From a direct cost perspective, there may be clear benefits of sourcing lowest cost per site/region connectivity, but the impact to the operate model of a complex multi-carrier network and SDWAN overlay should not be considered lightly and the impact of resourcing this approach should be included in the customers’ business case from a cost, risk and skills perspective. As mentioned, SDN and NFV will provide the customer a much wider selection of WAN and LAN services through a variety of new delivery and operate models. However, not all of these solutions will fit all customers' IT and business strategies, their traffic requirements, security or risk position.

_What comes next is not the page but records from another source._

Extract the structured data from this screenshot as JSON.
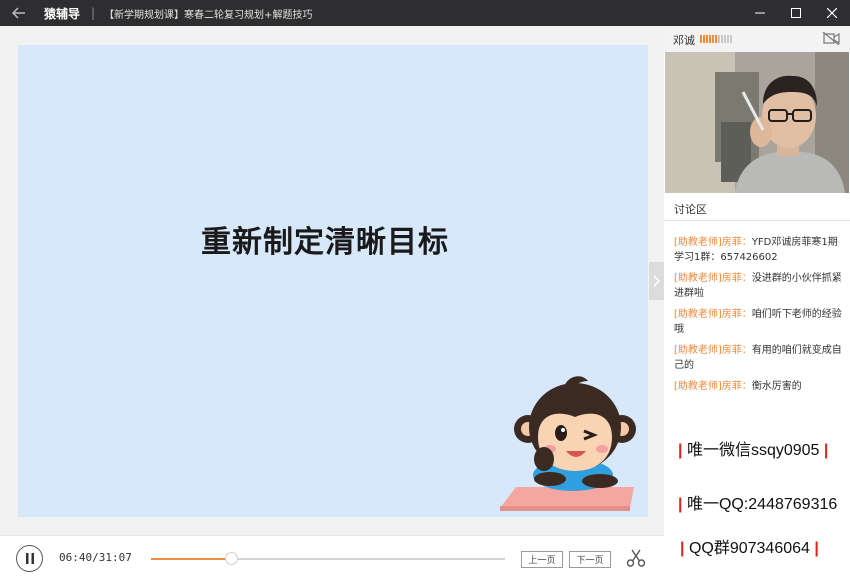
{
  "titlebar": {
    "back_icon": "arrow-left-icon",
    "app_name": "猿辅导",
    "separator": "|",
    "course_title": "【新学期规划课】寒春二轮复习规划+解题技巧"
  },
  "slide": {
    "heading": "重新制定清晰目标"
  },
  "player": {
    "time": "06:40/31:07",
    "progress": 0.225,
    "prev_page": "上一页",
    "next_page": "下一页"
  },
  "sidebar": {
    "teacher_name": "邓诚",
    "discussion_title": "讨论区",
    "chat": [
      {
        "sender": "[助教老师]房菲：",
        "text": "YFD邓诚房菲寒1期学习1群：657426602"
      },
      {
        "sender": "[助教老师]房菲：",
        "text": "没进群的小伙伴抓紧进群啦"
      },
      {
        "sender": "[助教老师]房菲：",
        "text": "咱们听下老师的经验哦"
      },
      {
        "sender": "[助教老师]房菲：",
        "text": "有用的咱们就变成自己的"
      },
      {
        "sender": "[助教老师]房菲：",
        "text": "衡水厉害的"
      }
    ]
  },
  "overlay": {
    "bar": "|",
    "wechat": "唯一微信ssqy0905",
    "qq": "唯一QQ:2448769316",
    "qq_group": "QQ群907346064"
  },
  "colors": {
    "accent": "#f08a3c",
    "titlebar": "#2e2e30",
    "slide_bg": "#d7e8fb",
    "overlay_bar": "#e0241b"
  }
}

Before moving to an SDN solution it is vital that customers understand their short and mid-term objectives, their IT/network and business strategy, and traffic profile to make the right selections based on desired outcomes. SDN will provide a significant cost to the WAN provider to implement, and customers need to identify where they can save with the solution to mitigate the cost of implementation for their network.
Ultimately, organisations need to decide what their overall end-goal is. Is it cost-saving, is it performance, or is it control and visibility?
Vodafone sees SDN and NFV as key technology enablers, as they will not only allow us to considerably enhance our WAN connectivity features and services, it will also provide a platform to offer far greater integration of the complete communication portfolio from unified comms, to private cloud, IoT and of course our mobility footprint. And that greater integration will ultimately allow more efficient and powerful service offerings for our customers.
To this end, Vodafone has created the Ready Network to offer multiple SDN and NFV capabilities that cater for a wide range of customer preferences.
Although the fixed market is starting to see cost erosion from increasing hybrid WAN models, Vodafone believes the ability to effectively interwork the overlay service and the underlay bearer together, whether in the form of Internet, MPLS or LTE, provides a far more capable, efficient and compelling platform to offer dynamic services in a more simplistic and secure operational model. As such, Vodafone consider its continued investment in its Mobile and MPLS networks as a real asset moving forward and is looking at underlay SDN with some interest.
SDN and NFV offer the telco and the customer a step change in capabilities to support evolving needs within the digital society, from dynamic on-demand service delivery, to the ability to integrate services seamlessly across the network and into the cloud, through to new models of consuming connectivity services. However, to get the most benefit from SDN and NFV, an organisation has to really understand its end state position and what business benefits they are aiming to deliver.
Around the globe, our network reaches 182 countries.
We provide the physical network and the management and control function.
Gartner names Vodafone as a Leader in its 2019 Magic Quadrant for Network Services, Global.